### Task to carry out
In the material below, find each line that contains the word "Monatliche" and copy it.

### Dataset

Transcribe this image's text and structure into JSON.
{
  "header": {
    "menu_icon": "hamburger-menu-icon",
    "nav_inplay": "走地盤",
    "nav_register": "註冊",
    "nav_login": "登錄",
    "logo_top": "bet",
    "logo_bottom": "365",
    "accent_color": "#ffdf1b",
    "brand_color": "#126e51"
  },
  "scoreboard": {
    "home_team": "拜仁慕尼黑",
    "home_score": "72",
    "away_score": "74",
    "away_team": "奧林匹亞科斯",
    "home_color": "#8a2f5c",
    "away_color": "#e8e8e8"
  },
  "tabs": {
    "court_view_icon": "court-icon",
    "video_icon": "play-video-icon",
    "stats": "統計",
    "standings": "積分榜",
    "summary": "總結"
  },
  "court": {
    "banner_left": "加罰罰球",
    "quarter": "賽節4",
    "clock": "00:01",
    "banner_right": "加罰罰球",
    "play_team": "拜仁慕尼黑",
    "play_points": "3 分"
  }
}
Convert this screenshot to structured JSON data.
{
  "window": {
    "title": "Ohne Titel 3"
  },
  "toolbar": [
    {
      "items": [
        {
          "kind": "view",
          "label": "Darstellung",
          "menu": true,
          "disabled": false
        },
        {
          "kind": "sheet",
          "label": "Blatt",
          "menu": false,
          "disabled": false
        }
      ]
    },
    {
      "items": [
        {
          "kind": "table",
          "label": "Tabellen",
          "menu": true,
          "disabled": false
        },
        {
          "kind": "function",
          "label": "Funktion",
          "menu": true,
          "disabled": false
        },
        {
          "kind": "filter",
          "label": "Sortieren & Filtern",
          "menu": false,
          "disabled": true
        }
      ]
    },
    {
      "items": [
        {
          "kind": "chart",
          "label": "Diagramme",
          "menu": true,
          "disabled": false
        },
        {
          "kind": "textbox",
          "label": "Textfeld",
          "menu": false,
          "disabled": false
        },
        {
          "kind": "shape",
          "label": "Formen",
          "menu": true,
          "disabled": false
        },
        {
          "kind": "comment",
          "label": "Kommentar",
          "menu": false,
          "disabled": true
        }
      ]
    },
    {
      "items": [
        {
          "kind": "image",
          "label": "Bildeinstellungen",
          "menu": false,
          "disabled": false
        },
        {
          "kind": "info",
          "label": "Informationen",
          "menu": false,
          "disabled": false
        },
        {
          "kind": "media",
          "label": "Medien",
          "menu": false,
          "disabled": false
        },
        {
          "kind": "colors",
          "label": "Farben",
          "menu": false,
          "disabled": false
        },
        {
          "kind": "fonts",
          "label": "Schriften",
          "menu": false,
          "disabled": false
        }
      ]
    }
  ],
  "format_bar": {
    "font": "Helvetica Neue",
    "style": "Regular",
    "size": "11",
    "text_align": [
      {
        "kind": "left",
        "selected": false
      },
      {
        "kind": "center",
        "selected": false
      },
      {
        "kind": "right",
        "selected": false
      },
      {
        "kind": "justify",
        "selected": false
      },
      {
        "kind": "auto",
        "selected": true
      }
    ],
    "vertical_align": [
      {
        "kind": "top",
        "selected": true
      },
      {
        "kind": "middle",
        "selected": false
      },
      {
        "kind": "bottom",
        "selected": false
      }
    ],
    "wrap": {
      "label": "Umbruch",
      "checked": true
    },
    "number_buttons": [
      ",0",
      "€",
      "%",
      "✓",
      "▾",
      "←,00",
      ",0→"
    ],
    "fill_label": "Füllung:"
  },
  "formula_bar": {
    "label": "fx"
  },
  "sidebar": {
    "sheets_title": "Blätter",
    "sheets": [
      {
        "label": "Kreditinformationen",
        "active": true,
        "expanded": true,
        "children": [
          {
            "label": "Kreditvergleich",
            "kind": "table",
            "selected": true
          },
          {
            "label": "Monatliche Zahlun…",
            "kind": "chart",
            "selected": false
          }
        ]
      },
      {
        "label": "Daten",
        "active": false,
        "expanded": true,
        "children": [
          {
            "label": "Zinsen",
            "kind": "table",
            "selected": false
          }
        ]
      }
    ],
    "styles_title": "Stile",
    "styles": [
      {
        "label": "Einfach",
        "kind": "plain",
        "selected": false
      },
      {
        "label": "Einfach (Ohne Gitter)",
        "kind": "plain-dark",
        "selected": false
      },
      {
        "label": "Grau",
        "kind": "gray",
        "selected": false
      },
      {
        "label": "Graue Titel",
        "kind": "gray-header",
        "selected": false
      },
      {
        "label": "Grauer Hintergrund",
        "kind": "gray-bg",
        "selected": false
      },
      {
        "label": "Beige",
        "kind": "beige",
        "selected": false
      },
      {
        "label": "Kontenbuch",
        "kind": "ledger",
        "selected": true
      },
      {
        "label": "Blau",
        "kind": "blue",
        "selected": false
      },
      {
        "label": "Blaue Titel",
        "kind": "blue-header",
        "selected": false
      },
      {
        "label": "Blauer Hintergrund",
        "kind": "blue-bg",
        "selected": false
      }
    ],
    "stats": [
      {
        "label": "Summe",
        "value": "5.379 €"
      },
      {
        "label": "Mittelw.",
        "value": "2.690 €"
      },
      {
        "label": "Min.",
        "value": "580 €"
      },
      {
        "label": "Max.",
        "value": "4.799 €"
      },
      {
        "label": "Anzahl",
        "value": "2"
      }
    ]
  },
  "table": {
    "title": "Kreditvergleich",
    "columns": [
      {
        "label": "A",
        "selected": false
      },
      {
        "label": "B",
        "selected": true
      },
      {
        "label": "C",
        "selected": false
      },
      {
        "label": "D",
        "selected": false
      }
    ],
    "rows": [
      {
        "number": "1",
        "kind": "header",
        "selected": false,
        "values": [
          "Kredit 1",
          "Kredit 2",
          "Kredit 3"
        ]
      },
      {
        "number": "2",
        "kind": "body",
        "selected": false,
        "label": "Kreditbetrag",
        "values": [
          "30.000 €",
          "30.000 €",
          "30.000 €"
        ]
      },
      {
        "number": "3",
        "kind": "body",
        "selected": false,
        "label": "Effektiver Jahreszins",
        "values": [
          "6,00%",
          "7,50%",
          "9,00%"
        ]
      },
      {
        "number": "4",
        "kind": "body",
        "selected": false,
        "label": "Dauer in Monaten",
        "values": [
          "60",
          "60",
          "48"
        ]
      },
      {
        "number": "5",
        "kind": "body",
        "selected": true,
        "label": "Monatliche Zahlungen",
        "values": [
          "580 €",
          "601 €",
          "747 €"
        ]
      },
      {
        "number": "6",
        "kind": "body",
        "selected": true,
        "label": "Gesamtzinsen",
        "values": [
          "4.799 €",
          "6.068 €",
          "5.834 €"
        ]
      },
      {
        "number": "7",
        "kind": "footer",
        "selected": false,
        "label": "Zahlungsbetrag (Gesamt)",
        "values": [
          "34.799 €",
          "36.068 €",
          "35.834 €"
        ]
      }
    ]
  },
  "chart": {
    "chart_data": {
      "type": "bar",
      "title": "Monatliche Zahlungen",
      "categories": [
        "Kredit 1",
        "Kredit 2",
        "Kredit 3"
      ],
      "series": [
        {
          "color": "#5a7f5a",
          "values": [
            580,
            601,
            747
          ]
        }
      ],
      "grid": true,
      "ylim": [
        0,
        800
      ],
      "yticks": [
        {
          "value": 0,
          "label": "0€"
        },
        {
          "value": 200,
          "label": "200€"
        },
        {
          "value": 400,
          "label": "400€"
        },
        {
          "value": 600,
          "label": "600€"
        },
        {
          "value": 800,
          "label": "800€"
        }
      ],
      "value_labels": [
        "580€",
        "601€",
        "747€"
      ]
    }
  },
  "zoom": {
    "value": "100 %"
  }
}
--
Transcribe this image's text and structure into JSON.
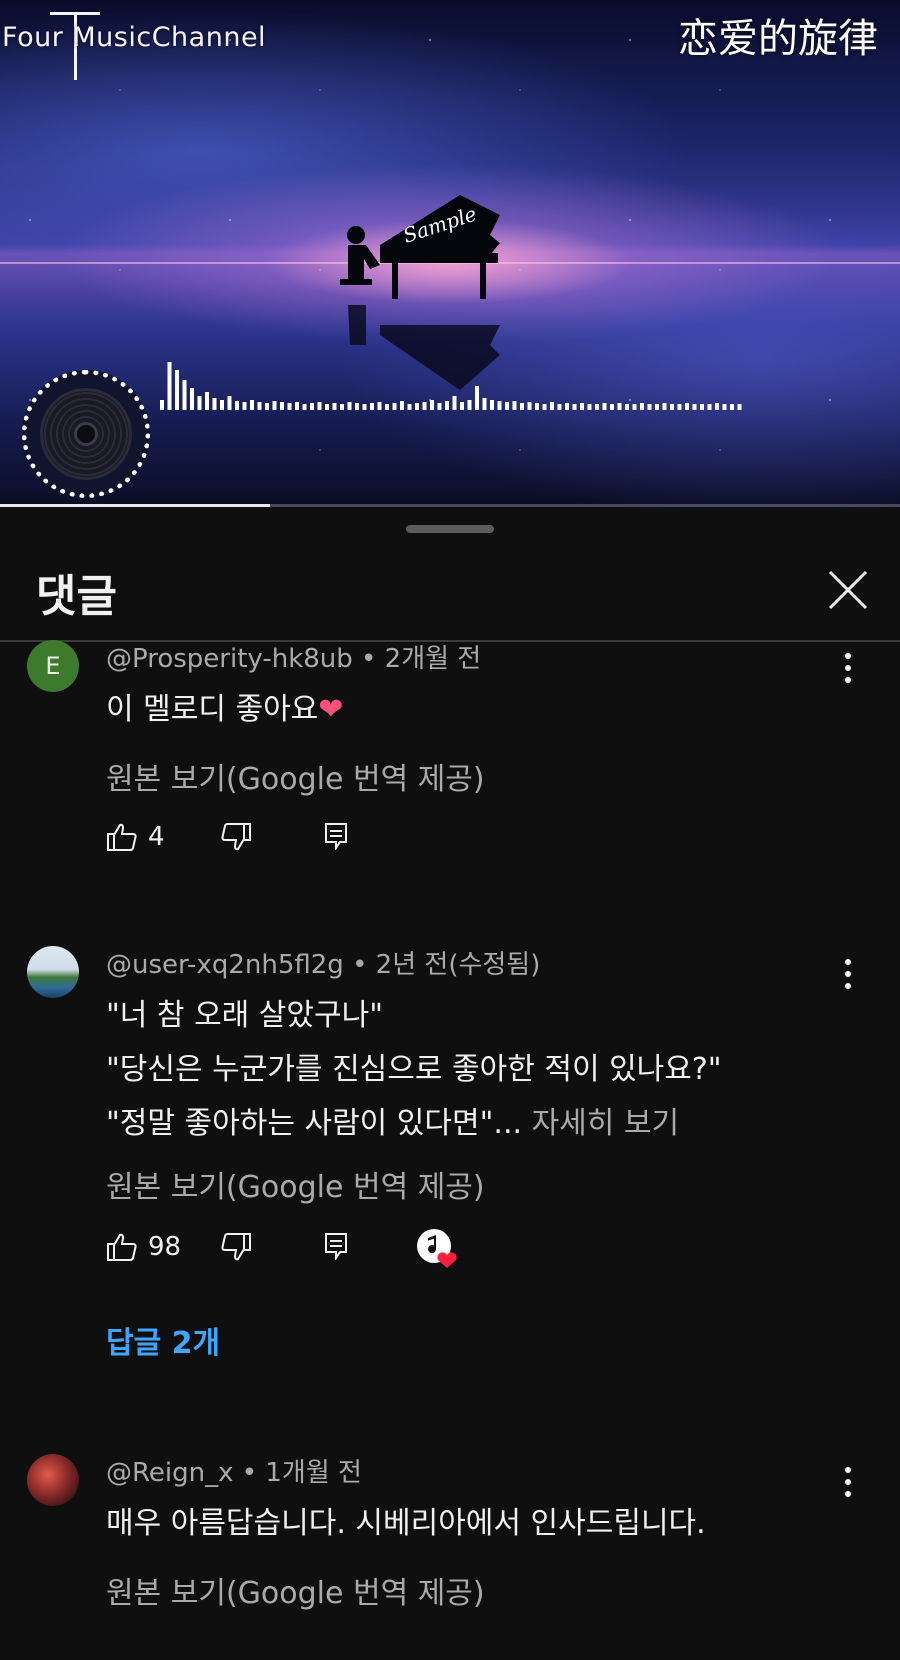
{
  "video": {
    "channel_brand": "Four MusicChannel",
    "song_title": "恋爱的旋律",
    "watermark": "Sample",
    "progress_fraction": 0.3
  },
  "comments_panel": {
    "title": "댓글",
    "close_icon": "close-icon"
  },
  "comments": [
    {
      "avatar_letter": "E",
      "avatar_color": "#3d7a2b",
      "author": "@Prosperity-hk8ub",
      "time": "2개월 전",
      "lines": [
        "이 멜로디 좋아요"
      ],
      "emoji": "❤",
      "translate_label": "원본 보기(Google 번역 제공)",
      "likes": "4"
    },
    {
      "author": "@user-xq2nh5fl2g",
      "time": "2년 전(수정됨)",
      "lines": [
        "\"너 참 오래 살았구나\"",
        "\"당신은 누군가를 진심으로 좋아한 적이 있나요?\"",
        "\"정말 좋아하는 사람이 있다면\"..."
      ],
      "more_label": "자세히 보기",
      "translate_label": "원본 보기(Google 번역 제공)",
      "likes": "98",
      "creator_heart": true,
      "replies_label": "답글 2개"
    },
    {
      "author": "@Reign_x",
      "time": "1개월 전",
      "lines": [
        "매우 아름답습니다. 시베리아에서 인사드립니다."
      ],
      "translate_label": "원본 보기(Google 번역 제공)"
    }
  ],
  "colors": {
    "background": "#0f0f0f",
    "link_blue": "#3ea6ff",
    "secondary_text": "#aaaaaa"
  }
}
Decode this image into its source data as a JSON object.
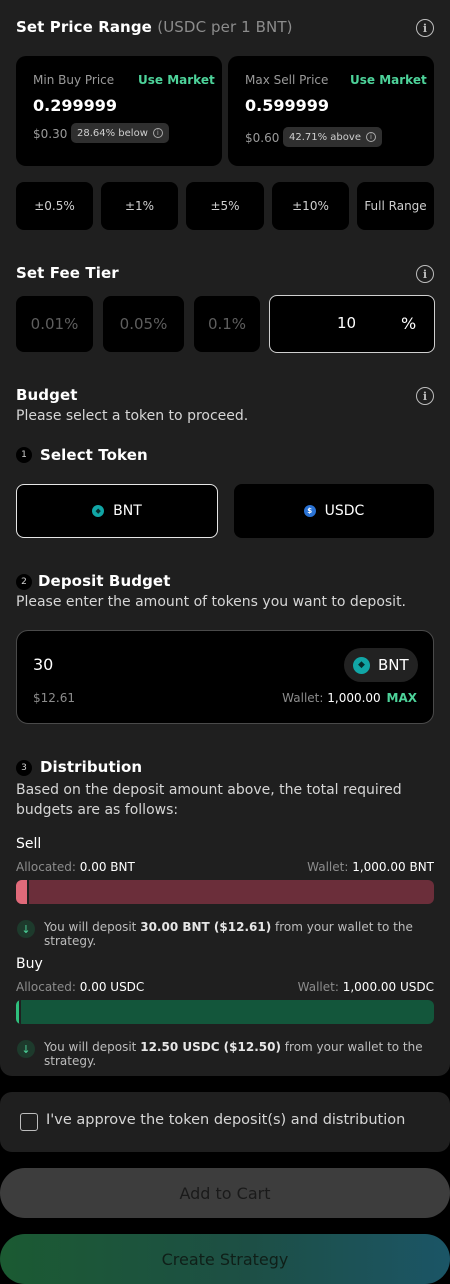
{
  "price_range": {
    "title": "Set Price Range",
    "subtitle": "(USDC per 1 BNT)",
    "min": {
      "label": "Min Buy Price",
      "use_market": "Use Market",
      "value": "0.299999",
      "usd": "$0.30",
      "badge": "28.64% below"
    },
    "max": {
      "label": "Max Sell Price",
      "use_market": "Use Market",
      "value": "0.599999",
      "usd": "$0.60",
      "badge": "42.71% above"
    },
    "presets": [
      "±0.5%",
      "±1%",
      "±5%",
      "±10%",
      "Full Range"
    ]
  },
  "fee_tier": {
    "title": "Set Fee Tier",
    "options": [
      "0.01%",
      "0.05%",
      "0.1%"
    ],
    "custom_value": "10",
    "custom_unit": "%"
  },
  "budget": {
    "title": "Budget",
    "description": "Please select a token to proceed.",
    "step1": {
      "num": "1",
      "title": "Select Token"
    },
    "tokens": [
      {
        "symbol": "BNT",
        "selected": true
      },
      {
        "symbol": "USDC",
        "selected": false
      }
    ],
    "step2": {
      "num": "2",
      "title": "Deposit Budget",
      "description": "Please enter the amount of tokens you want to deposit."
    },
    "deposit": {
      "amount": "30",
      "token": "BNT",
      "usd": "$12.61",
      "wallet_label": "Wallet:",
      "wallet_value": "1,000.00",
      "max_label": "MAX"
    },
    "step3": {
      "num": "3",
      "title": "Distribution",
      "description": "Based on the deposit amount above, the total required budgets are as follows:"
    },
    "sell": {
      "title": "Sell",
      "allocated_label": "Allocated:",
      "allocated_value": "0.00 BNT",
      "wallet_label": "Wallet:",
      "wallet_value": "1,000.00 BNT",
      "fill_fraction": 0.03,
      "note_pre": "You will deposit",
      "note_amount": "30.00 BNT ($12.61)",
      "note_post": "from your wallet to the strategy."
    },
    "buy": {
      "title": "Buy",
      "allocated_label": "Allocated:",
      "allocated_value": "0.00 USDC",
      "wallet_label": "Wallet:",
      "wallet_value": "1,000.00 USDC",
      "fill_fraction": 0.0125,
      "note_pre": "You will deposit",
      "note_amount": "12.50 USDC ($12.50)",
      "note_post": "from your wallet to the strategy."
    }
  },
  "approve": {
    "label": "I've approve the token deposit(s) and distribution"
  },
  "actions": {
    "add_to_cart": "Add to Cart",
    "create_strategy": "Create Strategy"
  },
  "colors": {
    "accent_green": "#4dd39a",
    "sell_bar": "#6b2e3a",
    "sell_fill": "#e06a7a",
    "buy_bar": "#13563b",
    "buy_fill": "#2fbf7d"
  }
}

### Result below
            "label": "Monatliche Zahlun…",
        "label": "Monatliche Zahlungen",
      "title": "Monatliche Zahlungen",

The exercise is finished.